_Work to complete_
Wherever the word "this" appears in the entries, copy the whole line.

_Information supplied_
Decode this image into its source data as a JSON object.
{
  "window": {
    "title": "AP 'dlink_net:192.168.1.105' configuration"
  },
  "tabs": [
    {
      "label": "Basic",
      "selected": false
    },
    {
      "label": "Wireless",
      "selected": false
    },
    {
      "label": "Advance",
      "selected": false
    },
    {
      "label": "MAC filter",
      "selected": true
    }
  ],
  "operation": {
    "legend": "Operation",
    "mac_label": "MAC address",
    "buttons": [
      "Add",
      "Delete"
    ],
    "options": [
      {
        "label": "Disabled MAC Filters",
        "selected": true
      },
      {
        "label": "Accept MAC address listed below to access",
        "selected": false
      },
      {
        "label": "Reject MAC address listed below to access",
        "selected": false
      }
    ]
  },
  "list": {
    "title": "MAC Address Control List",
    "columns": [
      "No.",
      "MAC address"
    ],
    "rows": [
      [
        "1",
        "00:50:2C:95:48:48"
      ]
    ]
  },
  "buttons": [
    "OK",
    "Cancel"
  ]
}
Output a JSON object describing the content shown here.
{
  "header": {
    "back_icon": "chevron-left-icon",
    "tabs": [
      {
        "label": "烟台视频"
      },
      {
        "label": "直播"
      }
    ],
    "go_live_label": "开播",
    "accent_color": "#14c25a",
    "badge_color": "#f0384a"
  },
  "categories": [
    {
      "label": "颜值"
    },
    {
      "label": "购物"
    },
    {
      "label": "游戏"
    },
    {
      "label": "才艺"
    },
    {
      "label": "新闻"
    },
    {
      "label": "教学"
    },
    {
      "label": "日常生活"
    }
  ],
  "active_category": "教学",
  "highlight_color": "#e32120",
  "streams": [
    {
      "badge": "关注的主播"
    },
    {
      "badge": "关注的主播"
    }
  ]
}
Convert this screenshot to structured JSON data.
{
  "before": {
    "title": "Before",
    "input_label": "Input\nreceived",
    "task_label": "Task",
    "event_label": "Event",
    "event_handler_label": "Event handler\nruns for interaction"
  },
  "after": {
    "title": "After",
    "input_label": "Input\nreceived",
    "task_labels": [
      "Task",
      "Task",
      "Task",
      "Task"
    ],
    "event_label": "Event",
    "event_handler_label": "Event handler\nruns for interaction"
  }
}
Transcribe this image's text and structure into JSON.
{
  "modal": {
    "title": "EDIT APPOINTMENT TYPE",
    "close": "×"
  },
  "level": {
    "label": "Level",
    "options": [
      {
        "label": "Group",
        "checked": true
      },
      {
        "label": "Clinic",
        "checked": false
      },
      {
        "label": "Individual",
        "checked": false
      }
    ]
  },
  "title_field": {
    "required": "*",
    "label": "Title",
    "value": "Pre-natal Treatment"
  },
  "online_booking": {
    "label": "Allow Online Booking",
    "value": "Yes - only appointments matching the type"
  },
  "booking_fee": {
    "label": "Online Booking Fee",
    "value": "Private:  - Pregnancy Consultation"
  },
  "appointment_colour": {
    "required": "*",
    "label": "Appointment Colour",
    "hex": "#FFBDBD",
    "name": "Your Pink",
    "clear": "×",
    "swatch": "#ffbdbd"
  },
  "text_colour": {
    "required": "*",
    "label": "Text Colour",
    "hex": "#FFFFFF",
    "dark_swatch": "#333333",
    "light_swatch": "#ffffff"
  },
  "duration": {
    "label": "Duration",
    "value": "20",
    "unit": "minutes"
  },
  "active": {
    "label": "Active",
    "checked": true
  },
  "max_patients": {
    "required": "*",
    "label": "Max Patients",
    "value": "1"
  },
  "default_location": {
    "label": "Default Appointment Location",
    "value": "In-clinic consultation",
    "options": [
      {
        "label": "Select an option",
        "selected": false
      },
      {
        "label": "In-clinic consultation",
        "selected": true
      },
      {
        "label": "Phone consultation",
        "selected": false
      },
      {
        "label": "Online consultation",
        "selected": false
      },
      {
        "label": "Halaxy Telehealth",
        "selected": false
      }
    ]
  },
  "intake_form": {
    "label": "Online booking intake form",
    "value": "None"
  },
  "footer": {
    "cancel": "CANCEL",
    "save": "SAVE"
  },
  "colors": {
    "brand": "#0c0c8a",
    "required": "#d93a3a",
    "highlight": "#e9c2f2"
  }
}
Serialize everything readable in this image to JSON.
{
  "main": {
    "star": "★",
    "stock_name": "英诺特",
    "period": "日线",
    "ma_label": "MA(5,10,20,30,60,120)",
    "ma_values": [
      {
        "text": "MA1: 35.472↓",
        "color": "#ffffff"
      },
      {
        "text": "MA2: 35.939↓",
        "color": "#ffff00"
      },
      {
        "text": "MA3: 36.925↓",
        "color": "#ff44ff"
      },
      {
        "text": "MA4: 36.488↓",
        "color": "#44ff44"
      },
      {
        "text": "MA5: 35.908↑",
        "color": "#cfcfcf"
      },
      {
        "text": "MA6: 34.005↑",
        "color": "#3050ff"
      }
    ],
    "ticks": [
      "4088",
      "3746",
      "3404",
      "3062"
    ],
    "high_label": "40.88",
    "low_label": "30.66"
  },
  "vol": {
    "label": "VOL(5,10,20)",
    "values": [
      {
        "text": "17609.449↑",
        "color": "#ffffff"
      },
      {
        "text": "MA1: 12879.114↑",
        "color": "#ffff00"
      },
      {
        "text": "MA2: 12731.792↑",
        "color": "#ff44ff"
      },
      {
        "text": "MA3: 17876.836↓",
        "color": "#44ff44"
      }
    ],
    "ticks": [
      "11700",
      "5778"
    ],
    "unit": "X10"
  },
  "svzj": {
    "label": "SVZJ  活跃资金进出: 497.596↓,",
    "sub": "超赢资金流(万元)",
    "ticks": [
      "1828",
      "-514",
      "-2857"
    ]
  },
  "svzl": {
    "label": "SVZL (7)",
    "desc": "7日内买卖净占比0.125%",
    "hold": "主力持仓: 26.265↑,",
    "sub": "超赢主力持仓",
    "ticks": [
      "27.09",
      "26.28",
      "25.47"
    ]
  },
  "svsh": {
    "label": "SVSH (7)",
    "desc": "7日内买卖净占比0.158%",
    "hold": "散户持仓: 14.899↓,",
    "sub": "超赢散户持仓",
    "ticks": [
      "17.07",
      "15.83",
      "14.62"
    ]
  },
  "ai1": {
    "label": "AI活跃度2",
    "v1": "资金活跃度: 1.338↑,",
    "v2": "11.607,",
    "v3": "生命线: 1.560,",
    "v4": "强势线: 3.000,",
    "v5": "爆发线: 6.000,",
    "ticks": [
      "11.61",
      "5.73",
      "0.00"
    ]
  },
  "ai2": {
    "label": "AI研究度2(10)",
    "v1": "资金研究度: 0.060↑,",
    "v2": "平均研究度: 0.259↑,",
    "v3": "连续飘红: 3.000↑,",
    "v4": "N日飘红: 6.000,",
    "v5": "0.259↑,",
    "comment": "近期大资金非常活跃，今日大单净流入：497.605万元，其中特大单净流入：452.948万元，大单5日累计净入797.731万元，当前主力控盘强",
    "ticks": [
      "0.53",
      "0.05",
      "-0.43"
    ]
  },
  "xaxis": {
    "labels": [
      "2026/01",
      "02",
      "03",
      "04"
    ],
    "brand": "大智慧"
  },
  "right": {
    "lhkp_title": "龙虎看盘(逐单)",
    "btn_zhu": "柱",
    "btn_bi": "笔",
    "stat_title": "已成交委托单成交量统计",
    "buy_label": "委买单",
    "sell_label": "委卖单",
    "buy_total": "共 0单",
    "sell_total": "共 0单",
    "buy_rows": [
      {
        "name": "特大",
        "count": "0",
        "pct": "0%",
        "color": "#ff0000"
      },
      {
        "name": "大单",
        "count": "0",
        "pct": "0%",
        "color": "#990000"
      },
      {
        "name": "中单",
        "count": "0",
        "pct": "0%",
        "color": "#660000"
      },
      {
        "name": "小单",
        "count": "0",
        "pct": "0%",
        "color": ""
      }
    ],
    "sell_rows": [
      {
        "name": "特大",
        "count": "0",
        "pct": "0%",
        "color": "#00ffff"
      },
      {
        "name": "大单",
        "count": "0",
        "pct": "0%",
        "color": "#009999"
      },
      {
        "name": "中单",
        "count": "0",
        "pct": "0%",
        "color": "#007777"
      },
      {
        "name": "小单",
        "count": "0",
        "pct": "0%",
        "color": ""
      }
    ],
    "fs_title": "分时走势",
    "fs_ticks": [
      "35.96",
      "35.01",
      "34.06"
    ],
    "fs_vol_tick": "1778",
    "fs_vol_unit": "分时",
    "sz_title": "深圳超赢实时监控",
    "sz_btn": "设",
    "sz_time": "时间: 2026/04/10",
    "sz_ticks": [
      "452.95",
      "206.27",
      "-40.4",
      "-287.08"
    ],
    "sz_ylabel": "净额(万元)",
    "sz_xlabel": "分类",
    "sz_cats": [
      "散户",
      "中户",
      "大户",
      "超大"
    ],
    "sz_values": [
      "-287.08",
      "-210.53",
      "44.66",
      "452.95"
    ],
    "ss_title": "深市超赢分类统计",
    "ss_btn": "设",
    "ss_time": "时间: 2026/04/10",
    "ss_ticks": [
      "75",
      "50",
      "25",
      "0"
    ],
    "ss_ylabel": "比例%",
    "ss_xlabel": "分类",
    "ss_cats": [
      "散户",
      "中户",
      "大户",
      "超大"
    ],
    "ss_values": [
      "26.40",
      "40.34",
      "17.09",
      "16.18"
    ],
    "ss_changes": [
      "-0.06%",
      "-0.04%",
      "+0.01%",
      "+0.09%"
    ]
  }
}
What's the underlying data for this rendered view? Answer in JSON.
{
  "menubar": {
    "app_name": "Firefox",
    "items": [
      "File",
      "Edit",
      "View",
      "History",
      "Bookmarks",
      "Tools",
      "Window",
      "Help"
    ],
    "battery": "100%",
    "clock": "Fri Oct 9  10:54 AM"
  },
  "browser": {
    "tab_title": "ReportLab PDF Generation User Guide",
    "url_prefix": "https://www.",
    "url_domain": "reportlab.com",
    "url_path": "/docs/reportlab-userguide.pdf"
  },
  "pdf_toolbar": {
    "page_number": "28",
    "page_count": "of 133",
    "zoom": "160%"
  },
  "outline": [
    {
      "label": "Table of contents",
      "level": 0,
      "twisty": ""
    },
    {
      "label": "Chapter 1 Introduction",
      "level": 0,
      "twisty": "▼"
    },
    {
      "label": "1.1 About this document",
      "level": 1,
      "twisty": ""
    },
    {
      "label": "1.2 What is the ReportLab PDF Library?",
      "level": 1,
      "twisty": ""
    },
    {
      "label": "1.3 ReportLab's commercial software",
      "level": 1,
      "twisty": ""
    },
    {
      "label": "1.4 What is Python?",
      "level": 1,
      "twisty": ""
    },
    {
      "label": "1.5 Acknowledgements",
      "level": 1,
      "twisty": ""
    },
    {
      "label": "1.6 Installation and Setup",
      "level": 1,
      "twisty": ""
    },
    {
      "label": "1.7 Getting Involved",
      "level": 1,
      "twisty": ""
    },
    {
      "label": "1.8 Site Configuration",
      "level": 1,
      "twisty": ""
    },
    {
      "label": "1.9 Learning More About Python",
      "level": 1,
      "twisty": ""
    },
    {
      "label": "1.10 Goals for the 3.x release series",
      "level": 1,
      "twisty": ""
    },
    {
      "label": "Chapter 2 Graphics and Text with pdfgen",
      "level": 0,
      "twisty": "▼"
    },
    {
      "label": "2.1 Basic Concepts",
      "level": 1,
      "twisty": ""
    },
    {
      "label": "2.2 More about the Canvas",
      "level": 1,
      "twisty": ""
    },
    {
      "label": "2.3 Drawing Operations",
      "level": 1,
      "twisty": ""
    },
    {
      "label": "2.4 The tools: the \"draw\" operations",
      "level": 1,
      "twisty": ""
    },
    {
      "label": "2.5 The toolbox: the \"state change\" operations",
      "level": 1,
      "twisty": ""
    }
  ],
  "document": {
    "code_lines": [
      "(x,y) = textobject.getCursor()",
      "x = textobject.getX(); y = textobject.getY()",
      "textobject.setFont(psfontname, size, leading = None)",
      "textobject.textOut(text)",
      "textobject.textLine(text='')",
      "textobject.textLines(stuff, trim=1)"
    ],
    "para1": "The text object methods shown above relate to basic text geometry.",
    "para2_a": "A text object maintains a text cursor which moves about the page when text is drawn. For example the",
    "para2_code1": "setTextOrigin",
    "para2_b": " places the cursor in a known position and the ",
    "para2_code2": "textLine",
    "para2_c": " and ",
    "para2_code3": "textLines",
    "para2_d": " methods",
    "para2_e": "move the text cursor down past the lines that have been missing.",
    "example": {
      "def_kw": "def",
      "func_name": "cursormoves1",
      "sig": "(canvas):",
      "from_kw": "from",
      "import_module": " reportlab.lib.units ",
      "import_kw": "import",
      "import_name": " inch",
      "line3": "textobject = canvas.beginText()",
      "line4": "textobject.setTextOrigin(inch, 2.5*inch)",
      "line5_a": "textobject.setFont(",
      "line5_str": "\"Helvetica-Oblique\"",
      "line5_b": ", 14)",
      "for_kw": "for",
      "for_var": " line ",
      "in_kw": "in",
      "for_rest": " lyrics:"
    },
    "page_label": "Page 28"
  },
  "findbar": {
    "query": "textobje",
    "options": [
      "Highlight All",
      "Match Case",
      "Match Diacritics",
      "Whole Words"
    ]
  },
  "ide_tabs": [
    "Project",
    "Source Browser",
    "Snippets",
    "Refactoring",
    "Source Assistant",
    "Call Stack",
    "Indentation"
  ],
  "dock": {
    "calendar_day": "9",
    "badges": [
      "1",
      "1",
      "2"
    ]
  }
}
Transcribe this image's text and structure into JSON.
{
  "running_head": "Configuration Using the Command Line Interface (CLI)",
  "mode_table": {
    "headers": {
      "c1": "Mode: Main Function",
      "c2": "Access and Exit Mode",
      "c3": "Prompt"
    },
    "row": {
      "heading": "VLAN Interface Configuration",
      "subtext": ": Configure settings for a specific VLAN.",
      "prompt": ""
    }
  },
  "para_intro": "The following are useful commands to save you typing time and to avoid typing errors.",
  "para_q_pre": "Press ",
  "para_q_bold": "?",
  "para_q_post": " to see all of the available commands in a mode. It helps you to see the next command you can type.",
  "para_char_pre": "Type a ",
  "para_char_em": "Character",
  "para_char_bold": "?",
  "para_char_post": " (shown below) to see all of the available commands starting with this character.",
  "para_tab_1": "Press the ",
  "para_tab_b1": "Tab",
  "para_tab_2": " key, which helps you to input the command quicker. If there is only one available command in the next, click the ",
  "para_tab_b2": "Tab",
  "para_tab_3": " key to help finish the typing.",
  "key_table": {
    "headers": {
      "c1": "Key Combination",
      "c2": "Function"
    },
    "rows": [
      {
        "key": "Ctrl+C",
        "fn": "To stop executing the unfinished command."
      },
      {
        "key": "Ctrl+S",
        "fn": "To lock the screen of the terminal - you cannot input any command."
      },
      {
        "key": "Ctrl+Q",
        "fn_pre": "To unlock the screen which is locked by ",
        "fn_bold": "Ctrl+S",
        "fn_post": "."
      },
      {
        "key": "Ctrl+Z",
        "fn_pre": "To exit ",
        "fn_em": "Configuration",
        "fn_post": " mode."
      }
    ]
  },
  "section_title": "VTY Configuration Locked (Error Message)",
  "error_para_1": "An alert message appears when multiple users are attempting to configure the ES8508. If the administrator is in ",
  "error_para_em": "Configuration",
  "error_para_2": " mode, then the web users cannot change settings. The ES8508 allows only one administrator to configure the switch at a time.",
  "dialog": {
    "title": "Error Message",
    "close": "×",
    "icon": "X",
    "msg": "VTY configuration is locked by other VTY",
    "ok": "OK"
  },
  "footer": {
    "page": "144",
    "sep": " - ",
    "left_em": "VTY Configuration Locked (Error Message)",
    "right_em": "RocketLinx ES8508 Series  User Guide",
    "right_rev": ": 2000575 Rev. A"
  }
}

_Completed task_
Decode this image into its source data as a JSON object.
Convert this screenshot to structured JSON data.
Transcribe this image's text and structure into JSON.
Serialize everything readable in this image to JSON.
What's the underlying data for this rendered view? Answer in JSON.
      "label": "1.1 About this document",
Transcribe this image's text and structure into JSON.
  "para_char_post": " (shown below) to see all of the available commands starting with this character.",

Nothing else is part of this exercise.